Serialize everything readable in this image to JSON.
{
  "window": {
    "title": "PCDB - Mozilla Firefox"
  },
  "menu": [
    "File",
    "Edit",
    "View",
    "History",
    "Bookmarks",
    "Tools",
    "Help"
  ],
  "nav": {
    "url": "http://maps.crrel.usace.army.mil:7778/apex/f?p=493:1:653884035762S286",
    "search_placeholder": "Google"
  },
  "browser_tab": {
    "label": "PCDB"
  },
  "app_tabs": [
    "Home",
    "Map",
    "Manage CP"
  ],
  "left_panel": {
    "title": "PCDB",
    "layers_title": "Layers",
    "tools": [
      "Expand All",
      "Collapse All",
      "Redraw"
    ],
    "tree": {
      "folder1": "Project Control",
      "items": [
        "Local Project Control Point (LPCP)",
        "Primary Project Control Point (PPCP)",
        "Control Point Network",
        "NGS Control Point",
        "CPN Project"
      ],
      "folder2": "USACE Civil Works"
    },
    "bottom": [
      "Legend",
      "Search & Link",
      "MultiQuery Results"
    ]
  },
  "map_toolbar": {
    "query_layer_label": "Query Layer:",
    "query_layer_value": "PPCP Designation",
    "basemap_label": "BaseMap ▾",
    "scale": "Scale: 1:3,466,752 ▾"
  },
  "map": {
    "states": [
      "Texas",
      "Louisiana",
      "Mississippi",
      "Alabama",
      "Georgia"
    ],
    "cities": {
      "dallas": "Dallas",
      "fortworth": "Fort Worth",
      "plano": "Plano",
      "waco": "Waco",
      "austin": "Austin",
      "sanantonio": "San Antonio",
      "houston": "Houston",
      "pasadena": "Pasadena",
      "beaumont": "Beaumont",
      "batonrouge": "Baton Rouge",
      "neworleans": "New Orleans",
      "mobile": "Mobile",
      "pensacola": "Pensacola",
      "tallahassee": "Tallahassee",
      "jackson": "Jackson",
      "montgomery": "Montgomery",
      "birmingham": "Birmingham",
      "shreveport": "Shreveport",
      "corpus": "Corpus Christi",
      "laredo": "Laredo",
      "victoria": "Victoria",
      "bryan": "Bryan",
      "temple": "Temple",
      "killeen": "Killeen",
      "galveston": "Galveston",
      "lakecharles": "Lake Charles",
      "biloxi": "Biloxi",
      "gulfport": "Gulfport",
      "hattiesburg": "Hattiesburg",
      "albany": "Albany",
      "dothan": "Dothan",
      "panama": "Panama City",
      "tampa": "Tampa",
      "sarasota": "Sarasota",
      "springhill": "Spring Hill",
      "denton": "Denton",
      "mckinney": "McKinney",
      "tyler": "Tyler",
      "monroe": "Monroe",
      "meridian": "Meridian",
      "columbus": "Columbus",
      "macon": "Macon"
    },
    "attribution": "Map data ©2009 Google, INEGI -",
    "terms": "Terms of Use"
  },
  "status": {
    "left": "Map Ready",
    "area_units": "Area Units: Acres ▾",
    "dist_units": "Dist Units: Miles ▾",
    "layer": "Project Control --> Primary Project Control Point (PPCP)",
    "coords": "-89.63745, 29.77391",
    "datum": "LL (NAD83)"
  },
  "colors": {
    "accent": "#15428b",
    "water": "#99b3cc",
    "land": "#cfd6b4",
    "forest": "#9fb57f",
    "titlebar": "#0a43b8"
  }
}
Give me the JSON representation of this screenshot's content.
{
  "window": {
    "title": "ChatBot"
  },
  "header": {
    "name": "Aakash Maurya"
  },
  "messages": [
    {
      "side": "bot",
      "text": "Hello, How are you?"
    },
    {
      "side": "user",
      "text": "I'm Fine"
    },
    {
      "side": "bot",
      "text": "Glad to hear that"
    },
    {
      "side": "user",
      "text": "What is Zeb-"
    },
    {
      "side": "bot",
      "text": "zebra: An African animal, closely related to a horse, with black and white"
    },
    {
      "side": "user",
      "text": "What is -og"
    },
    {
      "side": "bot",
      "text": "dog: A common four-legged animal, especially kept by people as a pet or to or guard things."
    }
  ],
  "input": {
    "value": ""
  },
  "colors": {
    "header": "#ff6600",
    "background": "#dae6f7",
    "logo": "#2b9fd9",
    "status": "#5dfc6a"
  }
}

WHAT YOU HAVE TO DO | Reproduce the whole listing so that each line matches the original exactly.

WRITTEN SOLUTION |
Serialize everything readable in this image to JSON.
{
  "window": {
    "title": "PCDB - Mozilla Firefox"
  },
  "menu": [
    "File",
    "Edit",
    "View",
    "History",
    "Bookmarks",
    "Tools",
    "Help"
  ],
  "nav": {
    "url": "http://maps.crrel.usace.army.mil:7778/apex/f?p=493:1:653884035762S286",
    "search_placeholder": "Google"
  },
  "browser_tab": {
    "label": "PCDB"
  },
  "app_tabs": [
    "Home",
    "Map",
    "Manage CP"
  ],
  "left_panel": {
    "title": "PCDB",
    "layers_title": "Layers",
    "tools": [
      "Expand All",
      "Collapse All",
      "Redraw"
    ],
    "tree": {
      "folder1": "Project Control",
      "items": [
        "Local Project Control Point (LPCP)",
        "Primary Project Control Point (PPCP)",
        "Control Point Network",
        "NGS Control Point",
        "CPN Project"
      ],
      "folder2": "USACE Civil Works"
    },
    "bottom": [
      "Legend",
      "Search & Link",
      "MultiQuery Results"
    ]
  },
  "map_toolbar": {
    "query_layer_label": "Query Layer:",
    "query_layer_value": "PPCP Designation",
    "basemap_label": "BaseMap ▾",
    "scale": "Scale: 1:3,466,752 ▾"
  },
  "map": {
    "states": [
      "Texas",
      "Louisiana",
      "Mississippi",
      "Alabama",
      "Georgia"
    ],
    "cities": {
      "dallas": "Dallas",
      "fortworth": "Fort Worth",
      "plano": "Plano",
      "waco": "Waco",
      "austin": "Austin",
      "sanantonio": "San Antonio",
      "houston": "Houston",
      "pasadena": "Pasadena",
      "beaumont": "Beaumont",
      "batonrouge": "Baton Rouge",
      "neworleans": "New Orleans",
      "mobile": "Mobile",
      "pensacola": "Pensacola",
      "tallahassee": "Tallahassee",
      "jackson": "Jackson",
      "montgomery": "Montgomery",
      "birmingham": "Birmingham",
      "shreveport": "Shreveport",
      "corpus": "Corpus Christi",
      "laredo": "Laredo",
      "victoria": "Victoria",
      "bryan": "Bryan",
      "temple": "Temple",
      "killeen": "Killeen",
      "galveston": "Galveston",
      "lakecharles": "Lake Charles",
      "biloxi": "Biloxi",
      "gulfport": "Gulfport",
      "hattiesburg": "Hattiesburg",
      "albany": "Albany",
      "dothan": "Dothan",
      "panama": "Panama City",
      "tampa": "Tampa",
      "sarasota": "Sarasota",
      "springhill": "Spring Hill",
      "denton": "Denton",
      "mckinney": "McKinney",
      "tyler": "Tyler",
      "monroe": "Monroe",
      "meridian": "Meridian",
      "columbus": "Columbus",
      "macon": "Macon"
    },
    "attribution": "Map data ©2009 Google, INEGI -",
    "terms": "Terms of Use"
  },
  "status": {
    "left": "Map Ready",
    "area_units": "Area Units: Acres ▾",
    "dist_units": "Dist Units: Miles ▾",
    "layer": "Project Control --> Primary Project Control Point (PPCP)",
    "coords": "-89.63745, 29.77391",
    "datum": "LL (NAD83)"
  },
  "colors": {
    "accent": "#15428b",
    "water": "#99b3cc",
    "land": "#cfd6b4",
    "forest": "#9fb57f",
    "titlebar": "#0a43b8"
  }
}
Give me the JSON representation of this screenshot's content.
{
  "window": {
    "title": "ChatBot"
  },
  "header": {
    "name": "Aakash Maurya"
  },
  "messages": [
    {
      "side": "bot",
      "text": "Hello, How are you?"
    },
    {
      "side": "user",
      "text": "I'm Fine"
    },
    {
      "side": "bot",
      "text": "Glad to hear that"
    },
    {
      "side": "user",
      "text": "What is Zeb-"
    },
    {
      "side": "bot",
      "text": "zebra: An African animal, closely related to a horse, with black and white"
    },
    {
      "side": "user",
      "text": "What is -og"
    },
    {
      "side": "bot",
      "text": "dog: A common four-legged animal, especially kept by people as a pet or to or guard things."
    }
  ],
  "input": {
    "value": ""
  },
  "colors": {
    "header": "#ff6600",
    "background": "#dae6f7",
    "logo": "#2b9fd9",
    "status": "#5dfc6a"
  }
}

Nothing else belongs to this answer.